Monday, November 20, 2006
The wacky miscasting of Adrien Brody as a dissolute gumshoe, which almost every review I’d read, good and bad, had suggested was this film’s biggest mistake, turns out to be not only the least of its problems but, to me, its sole point of peripheral interest. I’m certainly not going along with the “It’s a bird! It’s a plane! No, it’s Ben Affleck acting!” wave of praise, since the latter’s job — playing 1950s TV Superman George Reeves, found dead at the film’s start, as a tragic washout — is just the easiest excuse ever for an obviously limited star to cash in on his shortcomings. Nor did I have much time for an ineffectually brittle Diane Lane as his mistress, the wife of a sinister studio chief (Bob Hoskins), because director Allen Coulter has even less, virtually complicit with faithless George in his decision to underlight her big woman-spurned monologue, quite brutally, and thus deny her an affecting sign-off of any kind. The movie achieves no pathos for Affleck or Lane’s characters even when it thinks it does, and its aim — to dredge up and make us really feel the linked tragedies of a couple of has-been celebrities — is undone by your discovery, within minutes, that it’s a has-been in itself, lifeless and grey on the slab.
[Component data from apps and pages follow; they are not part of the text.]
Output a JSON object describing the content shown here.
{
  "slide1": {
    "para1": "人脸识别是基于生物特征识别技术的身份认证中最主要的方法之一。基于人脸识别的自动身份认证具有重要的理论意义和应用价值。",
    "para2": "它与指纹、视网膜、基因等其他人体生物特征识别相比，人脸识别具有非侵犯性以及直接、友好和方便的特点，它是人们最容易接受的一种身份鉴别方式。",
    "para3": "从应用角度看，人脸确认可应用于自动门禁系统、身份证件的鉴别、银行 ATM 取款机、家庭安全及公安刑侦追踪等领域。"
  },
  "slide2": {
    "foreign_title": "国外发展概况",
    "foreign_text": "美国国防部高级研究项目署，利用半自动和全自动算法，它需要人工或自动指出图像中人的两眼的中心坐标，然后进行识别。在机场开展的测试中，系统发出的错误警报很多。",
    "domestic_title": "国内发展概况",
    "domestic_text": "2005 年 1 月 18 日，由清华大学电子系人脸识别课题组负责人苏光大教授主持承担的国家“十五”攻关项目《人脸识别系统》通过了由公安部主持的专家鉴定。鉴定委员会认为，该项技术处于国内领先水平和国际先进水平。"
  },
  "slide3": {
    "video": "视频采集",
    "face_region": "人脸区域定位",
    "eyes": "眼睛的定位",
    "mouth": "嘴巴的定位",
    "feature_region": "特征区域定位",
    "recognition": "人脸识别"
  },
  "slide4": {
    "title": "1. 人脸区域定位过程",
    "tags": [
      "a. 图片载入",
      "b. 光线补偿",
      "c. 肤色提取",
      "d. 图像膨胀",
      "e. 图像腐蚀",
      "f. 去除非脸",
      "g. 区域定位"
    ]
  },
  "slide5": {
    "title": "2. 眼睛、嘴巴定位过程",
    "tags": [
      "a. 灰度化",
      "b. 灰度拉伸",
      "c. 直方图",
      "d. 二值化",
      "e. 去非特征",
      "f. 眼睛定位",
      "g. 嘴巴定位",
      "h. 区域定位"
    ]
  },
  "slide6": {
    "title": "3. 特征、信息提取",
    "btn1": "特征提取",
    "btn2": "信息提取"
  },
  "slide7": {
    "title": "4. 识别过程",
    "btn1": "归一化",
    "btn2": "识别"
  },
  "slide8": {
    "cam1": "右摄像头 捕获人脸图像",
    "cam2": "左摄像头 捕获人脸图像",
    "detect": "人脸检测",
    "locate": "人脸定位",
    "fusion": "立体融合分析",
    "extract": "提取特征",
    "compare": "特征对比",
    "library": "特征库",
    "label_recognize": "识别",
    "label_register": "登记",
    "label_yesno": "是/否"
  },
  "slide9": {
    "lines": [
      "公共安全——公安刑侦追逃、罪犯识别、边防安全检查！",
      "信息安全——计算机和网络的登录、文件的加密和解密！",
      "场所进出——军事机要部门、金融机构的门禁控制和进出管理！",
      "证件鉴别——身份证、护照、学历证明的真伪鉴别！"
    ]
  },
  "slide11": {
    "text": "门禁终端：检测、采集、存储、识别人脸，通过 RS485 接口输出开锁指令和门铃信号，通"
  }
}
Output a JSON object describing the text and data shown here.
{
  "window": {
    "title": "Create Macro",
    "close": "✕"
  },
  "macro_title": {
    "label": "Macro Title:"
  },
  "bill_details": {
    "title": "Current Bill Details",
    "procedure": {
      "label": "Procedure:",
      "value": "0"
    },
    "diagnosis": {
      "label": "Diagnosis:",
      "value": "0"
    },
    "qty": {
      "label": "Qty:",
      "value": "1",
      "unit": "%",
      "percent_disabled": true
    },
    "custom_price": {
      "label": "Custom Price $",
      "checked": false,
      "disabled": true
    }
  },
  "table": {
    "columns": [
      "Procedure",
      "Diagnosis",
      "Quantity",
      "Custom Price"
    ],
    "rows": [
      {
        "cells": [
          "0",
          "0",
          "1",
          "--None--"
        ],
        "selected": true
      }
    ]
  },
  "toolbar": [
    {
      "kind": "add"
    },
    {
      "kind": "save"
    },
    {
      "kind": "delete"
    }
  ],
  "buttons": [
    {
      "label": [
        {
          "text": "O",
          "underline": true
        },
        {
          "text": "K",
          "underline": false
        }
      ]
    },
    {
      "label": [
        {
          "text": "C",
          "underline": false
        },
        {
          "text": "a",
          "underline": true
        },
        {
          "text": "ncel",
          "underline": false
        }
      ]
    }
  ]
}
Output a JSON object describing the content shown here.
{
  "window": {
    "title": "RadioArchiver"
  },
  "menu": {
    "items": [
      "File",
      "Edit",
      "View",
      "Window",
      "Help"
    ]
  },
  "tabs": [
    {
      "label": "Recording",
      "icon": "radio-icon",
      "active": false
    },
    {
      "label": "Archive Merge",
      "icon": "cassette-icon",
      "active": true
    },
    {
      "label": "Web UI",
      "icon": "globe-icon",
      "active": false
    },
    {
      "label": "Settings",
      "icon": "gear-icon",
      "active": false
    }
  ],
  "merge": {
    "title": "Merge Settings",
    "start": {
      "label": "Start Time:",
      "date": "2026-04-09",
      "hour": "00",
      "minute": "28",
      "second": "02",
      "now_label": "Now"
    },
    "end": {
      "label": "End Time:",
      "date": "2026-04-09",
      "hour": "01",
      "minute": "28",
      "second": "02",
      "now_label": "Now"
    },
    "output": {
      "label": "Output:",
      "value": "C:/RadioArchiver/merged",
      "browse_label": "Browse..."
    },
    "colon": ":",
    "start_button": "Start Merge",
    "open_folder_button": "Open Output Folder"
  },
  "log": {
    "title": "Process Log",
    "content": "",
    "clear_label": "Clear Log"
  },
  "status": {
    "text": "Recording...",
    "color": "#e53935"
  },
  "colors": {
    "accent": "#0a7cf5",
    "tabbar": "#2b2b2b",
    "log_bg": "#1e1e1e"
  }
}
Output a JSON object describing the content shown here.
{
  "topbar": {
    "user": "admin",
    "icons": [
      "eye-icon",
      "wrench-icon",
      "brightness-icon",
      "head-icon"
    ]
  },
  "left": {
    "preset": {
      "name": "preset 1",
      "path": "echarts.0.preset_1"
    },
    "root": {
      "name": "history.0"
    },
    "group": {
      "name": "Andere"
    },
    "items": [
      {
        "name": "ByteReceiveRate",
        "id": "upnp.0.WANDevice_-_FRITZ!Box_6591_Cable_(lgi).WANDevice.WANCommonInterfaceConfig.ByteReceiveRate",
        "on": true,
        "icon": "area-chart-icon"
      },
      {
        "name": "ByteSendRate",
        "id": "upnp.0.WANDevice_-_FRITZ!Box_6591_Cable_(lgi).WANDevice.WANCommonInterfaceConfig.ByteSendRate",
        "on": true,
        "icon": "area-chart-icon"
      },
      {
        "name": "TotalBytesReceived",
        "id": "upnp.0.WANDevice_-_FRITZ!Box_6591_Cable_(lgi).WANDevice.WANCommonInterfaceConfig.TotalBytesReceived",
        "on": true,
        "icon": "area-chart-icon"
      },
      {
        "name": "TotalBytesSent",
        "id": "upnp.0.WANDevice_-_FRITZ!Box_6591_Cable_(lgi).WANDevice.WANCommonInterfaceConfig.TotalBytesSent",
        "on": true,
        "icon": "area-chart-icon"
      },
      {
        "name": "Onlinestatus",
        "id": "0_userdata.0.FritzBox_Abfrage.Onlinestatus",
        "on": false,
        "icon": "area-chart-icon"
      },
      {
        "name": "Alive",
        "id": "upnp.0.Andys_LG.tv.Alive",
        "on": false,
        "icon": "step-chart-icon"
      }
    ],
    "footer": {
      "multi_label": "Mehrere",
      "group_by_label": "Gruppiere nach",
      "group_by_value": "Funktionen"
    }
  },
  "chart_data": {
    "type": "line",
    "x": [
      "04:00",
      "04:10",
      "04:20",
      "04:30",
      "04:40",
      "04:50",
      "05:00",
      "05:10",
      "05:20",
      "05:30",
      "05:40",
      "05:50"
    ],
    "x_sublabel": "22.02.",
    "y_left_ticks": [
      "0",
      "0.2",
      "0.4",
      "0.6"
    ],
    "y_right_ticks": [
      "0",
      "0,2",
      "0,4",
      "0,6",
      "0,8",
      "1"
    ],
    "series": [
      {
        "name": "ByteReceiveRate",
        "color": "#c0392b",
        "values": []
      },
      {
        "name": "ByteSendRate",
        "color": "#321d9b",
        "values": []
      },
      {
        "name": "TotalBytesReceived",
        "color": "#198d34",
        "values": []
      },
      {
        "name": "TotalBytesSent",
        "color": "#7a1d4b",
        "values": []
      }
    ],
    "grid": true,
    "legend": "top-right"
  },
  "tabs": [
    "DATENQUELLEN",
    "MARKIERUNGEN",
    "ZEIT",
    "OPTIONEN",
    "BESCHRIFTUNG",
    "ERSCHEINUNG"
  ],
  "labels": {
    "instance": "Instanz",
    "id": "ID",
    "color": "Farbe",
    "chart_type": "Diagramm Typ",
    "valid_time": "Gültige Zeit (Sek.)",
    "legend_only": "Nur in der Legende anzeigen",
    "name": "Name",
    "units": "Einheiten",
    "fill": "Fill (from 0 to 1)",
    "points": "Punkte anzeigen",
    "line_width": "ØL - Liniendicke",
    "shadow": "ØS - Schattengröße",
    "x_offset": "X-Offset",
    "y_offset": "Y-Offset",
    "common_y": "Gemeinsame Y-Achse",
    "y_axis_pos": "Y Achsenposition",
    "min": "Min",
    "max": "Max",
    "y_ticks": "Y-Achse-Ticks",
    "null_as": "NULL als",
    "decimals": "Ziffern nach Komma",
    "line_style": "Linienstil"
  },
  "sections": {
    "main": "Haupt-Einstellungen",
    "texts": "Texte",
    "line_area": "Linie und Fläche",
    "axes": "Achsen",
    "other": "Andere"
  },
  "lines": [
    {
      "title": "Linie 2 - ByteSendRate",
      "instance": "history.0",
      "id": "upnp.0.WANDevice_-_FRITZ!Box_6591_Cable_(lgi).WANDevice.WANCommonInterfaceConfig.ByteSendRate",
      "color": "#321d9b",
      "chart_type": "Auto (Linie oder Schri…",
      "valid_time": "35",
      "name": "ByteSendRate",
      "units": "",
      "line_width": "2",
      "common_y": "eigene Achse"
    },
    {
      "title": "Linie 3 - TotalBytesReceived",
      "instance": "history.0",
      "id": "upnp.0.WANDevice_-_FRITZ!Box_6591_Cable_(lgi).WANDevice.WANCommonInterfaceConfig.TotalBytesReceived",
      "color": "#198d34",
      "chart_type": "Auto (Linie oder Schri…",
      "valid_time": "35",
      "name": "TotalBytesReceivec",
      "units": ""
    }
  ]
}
No, the only spark of curiosity for me was watching Brody collude in the flimsy pretence that he’s in some way “investigating” Reeves’s death, when the interspersed flashbacks bear little or no relation to any clues he’s actually finding, conversations he’s having, or anything much in the framing sequences at all. What’s the point of his case? I couldn’t find one, until — wait for it, fans of tenuous metatextual games for critics with nothing better to do — the suggestion that Reeves had his role in From Here to Eternity snipped to shreds put me in mind of Brody’s similar fate on The Thin Red Line, another James Jones adaptation. I’m not done: Brody’s dismissive treatment of sheepish cop Dash Mihok, who beat him with a larger if still minor role in Malick’s film, encouraged me yet further in my utter boredom to read Hollywoodland as in fact its misplaced leading man’s smirking idea of comeuppance, now that he’s got his Oscar. The film is devoid, after all, of plausible notions elsewhere about how movie stars are meant to manage their careers, and try as I might I could find no other workable point of connection between Brody’s Louis Simo and the pitiful Affleck-as-Reeves. If Brody keeps signalling his superiority to the material, as I’ve read in plenty of other reviews, it’s because he is superior to it, and heaven knows I’d rather be watching him flirt gamely with his own miscasting than anyone — Daniel Craig? — trying on a Ralph Meeker impression in a manner you could call apropos for such a silly part. I can’t recommend Hollywoodland in the slightest, really, but I have a feeling I’ll always look back on this particular inglorious moment as Brody’s graduation to fully-fledged stardom. Stardom and all the lunacy and industrial compromise that term entails — not because he's very suitable for this non-role in an insultingly drab period mystery, but because he’s so unmissably wrong and steals it anyway. D